SAN DIEGO — I found Joey Travolta walking through the non-profit organization in Kearny Mesa, saying hello to students.
"That would be Joey Travolta," said one student.
Joey responded with a handshake and said, "Hey, how are you?"
Growing up a Travolta may make you famous, but Joey says he and his brother, John, were taught a valuable lesson by their father.
"The message was inclusion. Everybody was welcome at the table. Everybody had a place in our home. Two of my friends growing up were special needs," said Joey.
Joey said often times, he stood up for his friends when no one else would.
"Nobody would pick on them," said Joey. "I would step in or do whatever and two of them became my best friends all through life."
Joey became a special education teacher and eventually transferred his passion for those who are challenged into movie-making with his non-profit organization called Inclusion Films.
Joey walked into a room at Options for All where two students were working.
"Hey how are you?" he said.
"We are doing good," said Eric Apparito and Marissa Garcia, who were both production assistants on Travolta's latest film.
"I didn't even know the guy until that trip, so meeting him so learning so much about him and his brother, John Travolta, was a huge opportunity for me," said Eric.
Carol of the Bells is Travolta's first feature film with developmentally disabled actors and crew. It stars RJ Mitte from Breaking Bad.
"RJ Mitte was very friendly. He was very polite with all of the people that got to volunteer at the site," said Marissa.
Joey added, "70% of the crew was neurodiverse, so I am showing that not only can they work, but we made something of value."
Inclusion Films was started in 2007 by the veteran filmmaker. The mission of Inclusion Films is to teach filmmaking to individuals with developmental disabilities in six dedicated production studios through California.
In addition to workshops, they travel the country doing short film camps for children and teens with autism. The production team that has been trained by Inclusion Films is available for hire - where they work side-by-side with veteran filmmakers. One of the goals of Inclusion Films is to continue to seek out employment opportunities in the film industry for individuals with developmental disabilities.
Carol of the Bells won the "Audience Favorite Feature" award at the San Diego International Film Festival.
"That means more to me than anything - that the people love it," said Joey.
Options for All is a filmmaking studio in San Diego - one of seven statewide that Joey partners with.

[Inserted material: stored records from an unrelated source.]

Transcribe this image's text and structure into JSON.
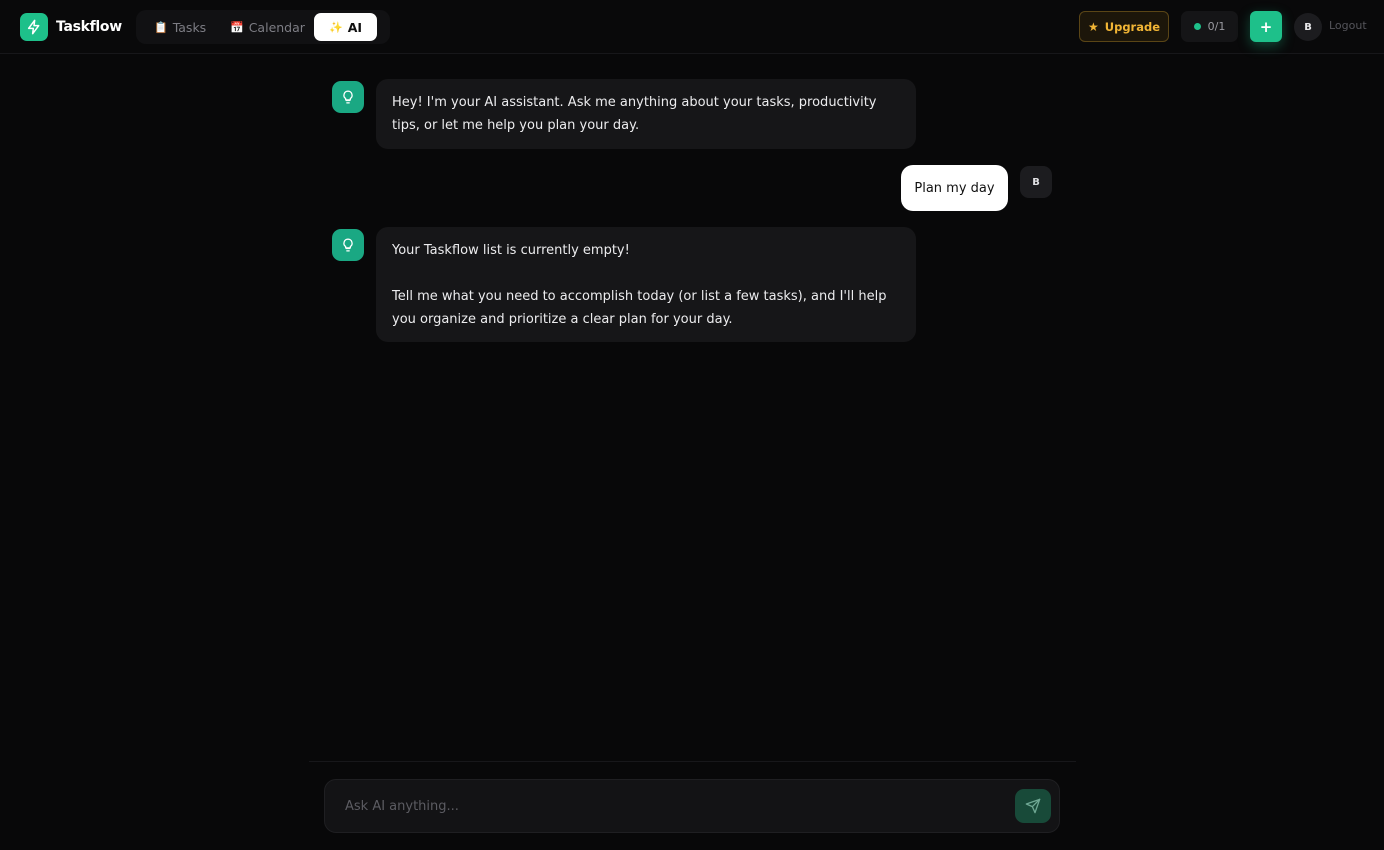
{
  "app": {
    "name": "Taskflow"
  },
  "nav": {
    "tabs": [
      {
        "label": "Tasks",
        "icon": "clipboard-icon",
        "glyph": "📋"
      },
      {
        "label": "Calendar",
        "icon": "calendar-icon",
        "glyph": "📅"
      },
      {
        "label": "AI",
        "icon": "sparkles-icon",
        "glyph": "✨"
      }
    ],
    "active": "AI"
  },
  "header": {
    "upgrade_label": "Upgrade",
    "upgrade_icon": "star-icon",
    "counter": "0/1",
    "add_label": "+",
    "user_initial": "B",
    "logout_label": "Logout"
  },
  "chat": {
    "messages": [
      {
        "role": "assistant",
        "icon": "lightbulb-icon",
        "paragraphs": [
          "Hey! I'm your AI assistant. Ask me anything about your tasks, productivity tips, or let me help you plan your day."
        ]
      },
      {
        "role": "user",
        "avatar": "B",
        "text": "Plan my day"
      },
      {
        "role": "assistant",
        "icon": "lightbulb-icon",
        "paragraphs": [
          "Your Taskflow list is currently empty!",
          "Tell me what you need to accomplish today (or list a few tasks), and I'll help you organize and prioritize a clear plan for your day."
        ]
      }
    ]
  },
  "composer": {
    "placeholder": "Ask AI anything...",
    "value": "",
    "send_icon": "send-icon"
  },
  "colors": {
    "background": "#080809",
    "accent": "#1ec08a",
    "upgrade": "#f1b535",
    "bubble": "#161618"
  }
}
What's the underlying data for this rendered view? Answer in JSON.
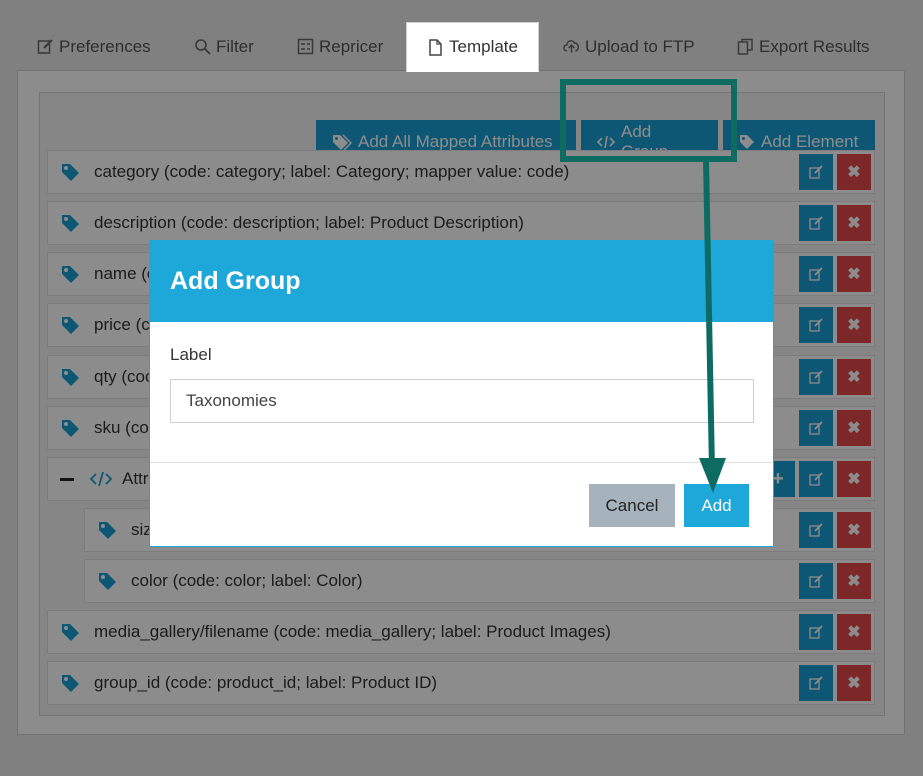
{
  "tabs": [
    {
      "label": "Preferences",
      "icon": "edit-icon"
    },
    {
      "label": "Filter",
      "icon": "search-icon"
    },
    {
      "label": "Repricer",
      "icon": "calculator-icon"
    },
    {
      "label": "Template",
      "icon": "file-icon"
    },
    {
      "label": "Upload to FTP",
      "icon": "cloud-upload-icon"
    },
    {
      "label": "Export Results",
      "icon": "copy-icon"
    }
  ],
  "toolbar": {
    "add_all_label": "Add All Mapped Attributes",
    "add_group_label": "Add Group",
    "add_element_label": "Add Element"
  },
  "rows": [
    {
      "text": "category (code: category; label: Category; mapper value: code)"
    },
    {
      "text": "description (code: description; label: Product Description)"
    },
    {
      "text": "name (c"
    },
    {
      "text": "price (c"
    },
    {
      "text": "qty (coc"
    },
    {
      "text": "sku (co"
    },
    {
      "text": "Attr"
    },
    {
      "text": "siz"
    },
    {
      "text": "color (code: color; label: Color)"
    },
    {
      "text": "media_gallery/filename (code: media_gallery; label: Product Images)"
    },
    {
      "text": "group_id (code: product_id; label: Product ID)"
    }
  ],
  "modal": {
    "title": "Add Group",
    "field_label": "Label",
    "field_value": "Taxonomies",
    "cancel_label": "Cancel",
    "ok_label": "Add"
  },
  "colors": {
    "primary": "#1a9fd4",
    "danger": "#e2494b",
    "annotation": "#0d6b62"
  }
}
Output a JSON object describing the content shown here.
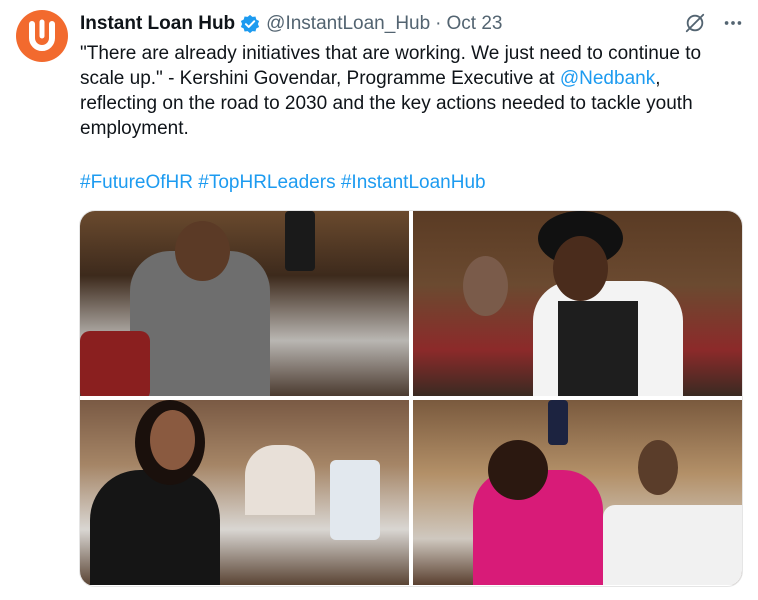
{
  "tweet": {
    "author_name": "Instant Loan Hub",
    "handle": "@InstantLoan_Hub",
    "separator": "·",
    "date": "Oct 23",
    "text_before_mention": "\"There are already initiatives that are working. We just need to continue to scale up.\" - Kershini Govendar, Programme Executive at ",
    "mention": "@Nedbank",
    "text_after_mention": ", reflecting on the road to 2030 and the key actions needed to tackle youth employment.",
    "hashtags": [
      "#FutureOfHR",
      "#TopHRLeaders",
      "#InstantLoanHub"
    ]
  },
  "icons": {
    "avatar": "brand-logo-icon",
    "verified": "verified-badge-icon",
    "grok": "grok-icon",
    "more": "more-icon"
  },
  "colors": {
    "avatar_bg": "#f26a2e",
    "link": "#1d9bf0",
    "verified": "#1d9bf0",
    "secondary_text": "#536471"
  },
  "media": {
    "photo_count": 4
  }
}
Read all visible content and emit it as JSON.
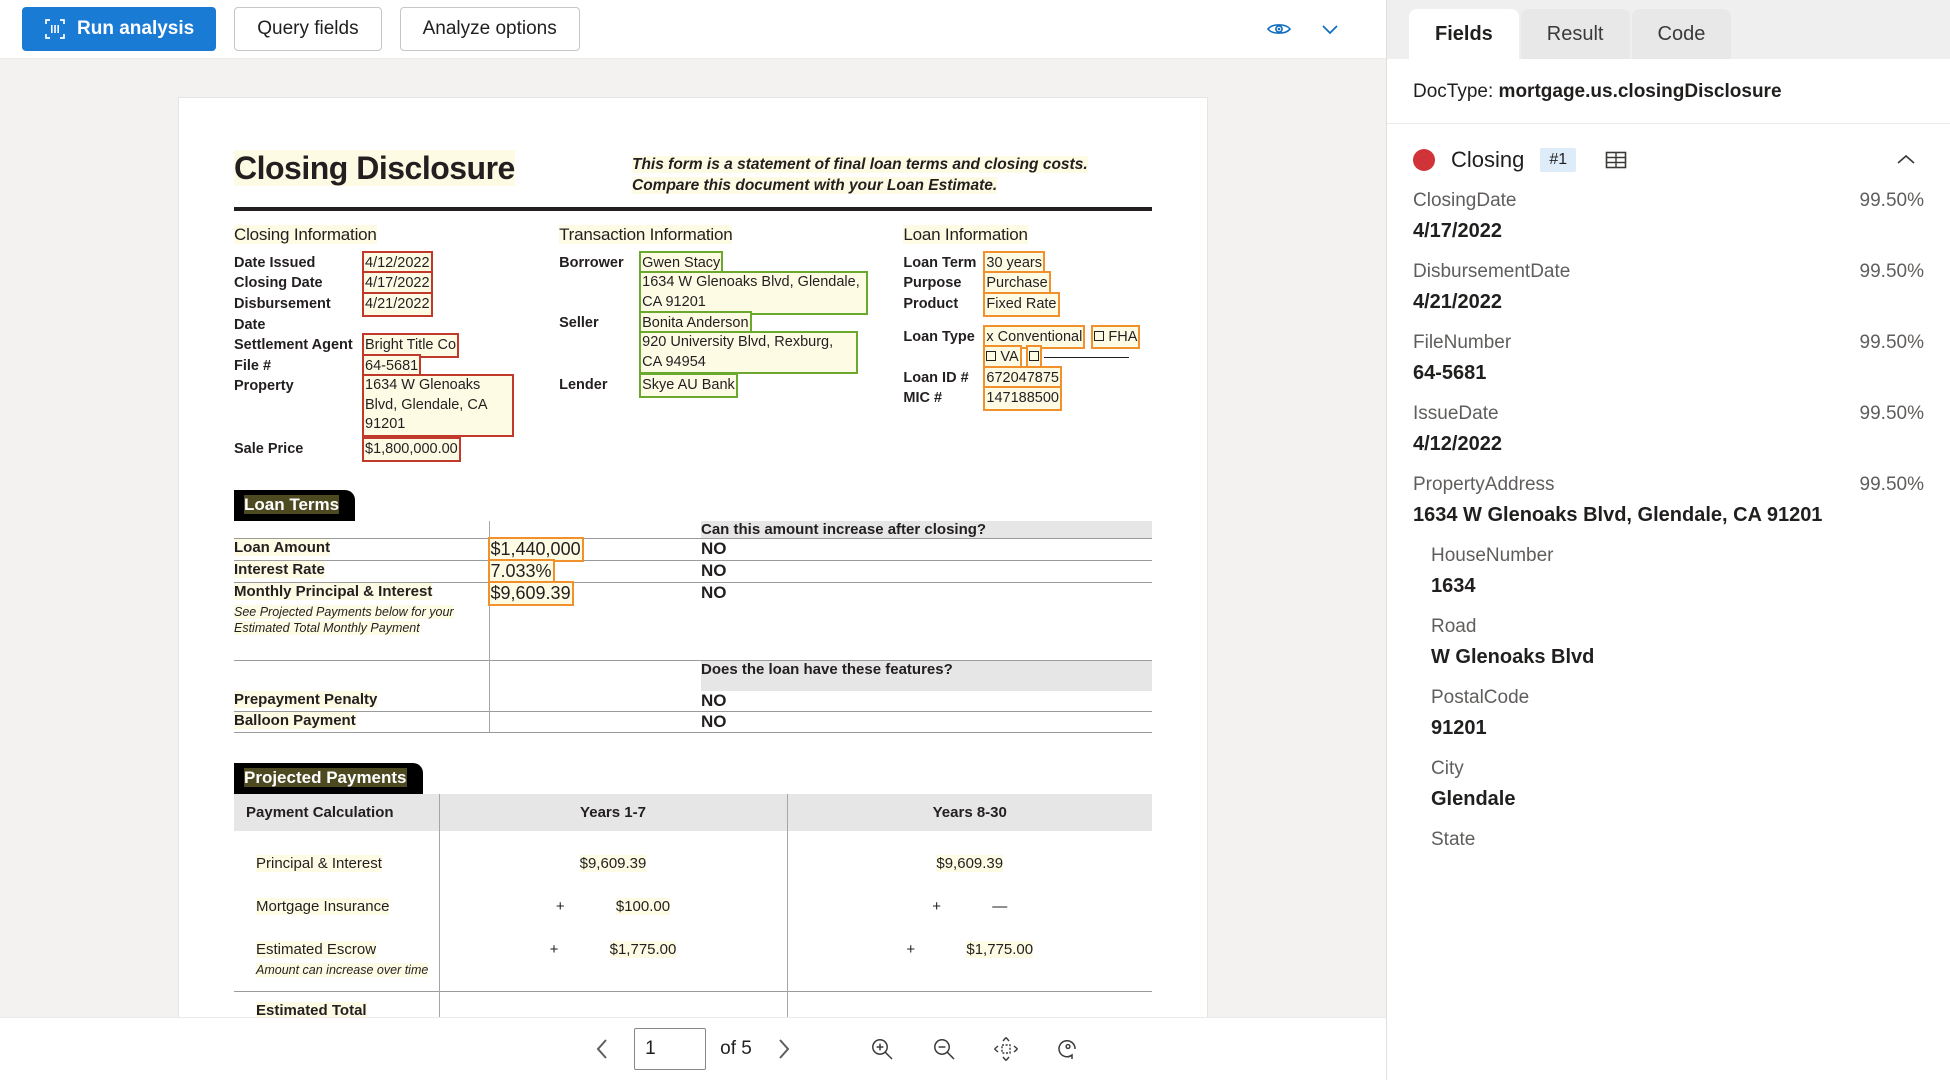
{
  "toolbar": {
    "run_analysis": "Run analysis",
    "query_fields": "Query fields",
    "analyze_options": "Analyze options",
    "eye_icon": "eye-icon",
    "chevron_icon": "chevron-down-icon"
  },
  "pager": {
    "prev": "‹",
    "next": "›",
    "page_value": "1",
    "of_label": "of 5",
    "zoom_in": "zoom-in-icon",
    "zoom_out": "zoom-out-icon",
    "fit_page": "fit-page-icon",
    "rotate": "rotate-icon"
  },
  "panel": {
    "tabs": [
      {
        "label": "Fields",
        "active": true
      },
      {
        "label": "Result",
        "active": false
      },
      {
        "label": "Code",
        "active": false
      }
    ],
    "doctype_label": "DocType:",
    "doctype_value": "mortgage.us.closingDisclosure",
    "group": {
      "name": "Closing",
      "badge": "#1",
      "dot_color": "#d13438",
      "table_icon": "table-icon",
      "collapse_icon": "chevron-up-icon"
    },
    "fields": [
      {
        "label": "ClosingDate",
        "confidence": "99.50%",
        "value": "4/17/2022",
        "nested": false
      },
      {
        "label": "DisbursementDate",
        "confidence": "99.50%",
        "value": "4/21/2022",
        "nested": false
      },
      {
        "label": "FileNumber",
        "confidence": "99.50%",
        "value": "64-5681",
        "nested": false
      },
      {
        "label": "IssueDate",
        "confidence": "99.50%",
        "value": "4/12/2022",
        "nested": false
      },
      {
        "label": "PropertyAddress",
        "confidence": "99.50%",
        "value": "1634 W Glenoaks Blvd, Glendale, CA 91201",
        "nested": false
      },
      {
        "label": "HouseNumber",
        "confidence": "",
        "value": "1634",
        "nested": true
      },
      {
        "label": "Road",
        "confidence": "",
        "value": "W Glenoaks Blvd",
        "nested": true
      },
      {
        "label": "PostalCode",
        "confidence": "",
        "value": "91201",
        "nested": true
      },
      {
        "label": "City",
        "confidence": "",
        "value": "Glendale",
        "nested": true
      },
      {
        "label": "State",
        "confidence": "",
        "value": "",
        "nested": true
      }
    ]
  },
  "document": {
    "title": "Closing Disclosure",
    "blurb": "This form is a statement of final loan terms and closing costs. Compare this document with your Loan Estimate.",
    "closing_information": {
      "heading": "Closing Information",
      "rows": [
        {
          "label": "Date Issued",
          "value": "4/12/2022",
          "box": "red"
        },
        {
          "label": "Closing Date",
          "value": "4/17/2022",
          "box": "red"
        },
        {
          "label": "Disbursement Date",
          "value": "4/21/2022",
          "box": "red"
        },
        {
          "label": "Settlement Agent",
          "value": "Bright  Title Co",
          "box": "red"
        },
        {
          "label": "File #",
          "value": "64-5681",
          "box": "red"
        },
        {
          "label": "Property",
          "value": "1634 W Glenoaks Blvd, Glendale, CA 91201",
          "box": "red"
        },
        {
          "label": "Sale Price",
          "value": "$1,800,000.00",
          "box": "red"
        }
      ]
    },
    "transaction_information": {
      "heading": "Transaction Information",
      "rows": [
        {
          "label": "Borrower",
          "value": "Gwen Stacy",
          "box": "green"
        },
        {
          "label": "",
          "value": "1634 W Glenoaks Blvd, Glendale, CA 91201",
          "box": "green"
        },
        {
          "label": "Seller",
          "value": "Bonita Anderson",
          "box": "green"
        },
        {
          "label": "",
          "value": "920 University Blvd, Rexburg, CA 94954",
          "box": "green"
        },
        {
          "label": "Lender",
          "value": "Skye AU Bank",
          "box": "green"
        }
      ]
    },
    "loan_information": {
      "heading": "Loan Information",
      "rows": [
        {
          "label": "Loan Term",
          "value": "30 years",
          "box": "orange"
        },
        {
          "label": "Purpose",
          "value": "Purchase",
          "box": "orange"
        },
        {
          "label": "Product",
          "value": "Fixed Rate",
          "box": "orange"
        }
      ],
      "loan_type_label": "Loan Type",
      "loan_type_options": [
        {
          "mark": "x",
          "label": "Conventional"
        },
        {
          "mark": "",
          "label": "FHA"
        },
        {
          "mark": "",
          "label": "VA"
        },
        {
          "mark": "",
          "label": ""
        }
      ],
      "loan_id_label": "Loan ID #",
      "loan_id_value": "672047875",
      "mic_label": "MIC #",
      "mic_value": "147188500"
    },
    "loan_terms": {
      "section_title": "Loan Terms",
      "col_header_increase": "Can this amount increase after closing?",
      "col_header_features": "Does the loan have these features?",
      "rows": [
        {
          "name": "Loan Amount",
          "sub": "",
          "amount": "$1,440,000",
          "answer": "NO",
          "box": "orange"
        },
        {
          "name": "Interest Rate",
          "sub": "",
          "amount": "7.033%",
          "answer": "NO",
          "box": "orange"
        },
        {
          "name": "Monthly Principal & Interest",
          "sub": "See Projected Payments below for your Estimated Total Monthly Payment",
          "amount": "$9,609.39",
          "answer": "NO",
          "box": "orange"
        }
      ],
      "feature_rows": [
        {
          "name": "Prepayment Penalty",
          "answer": "NO"
        },
        {
          "name": "Balloon Payment",
          "answer": "NO"
        }
      ]
    },
    "projected_payments": {
      "section_title": "Projected Payments",
      "headers": [
        "Payment Calculation",
        "Years 1-7",
        "Years 8-30"
      ],
      "rows": [
        {
          "name": "Principal & Interest",
          "sub": "",
          "y1": "$9,609.39",
          "y1_plus": "",
          "y2": "$9,609.39",
          "y2_plus": ""
        },
        {
          "name": "Mortgage Insurance",
          "sub": "",
          "y1": "$100.00",
          "y1_plus": "+",
          "y2": "—",
          "y2_plus": "+"
        },
        {
          "name": "Estimated Escrow",
          "sub": "Amount can increase over time",
          "y1": "$1,775.00",
          "y1_plus": "+",
          "y2": "$1,775.00",
          "y2_plus": "+"
        }
      ],
      "total_row_name": "Estimated Total"
    }
  }
}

"20% of the population has a disability and they have parents and they have brothers and sisters and aunts and uncles and grandparents, so it's a market that is underserved," said Joey.
This means new careers can be launched for anyone who desires bright lights on the big screen.
"I believe that everybody has a gift. That is what my father believed. Everybody has a gift and it's just a matter of finding it," said Joey. "We are giving these people a voice."
Carol of the Bells had its theatrical release in December and it releases for sale on March 3.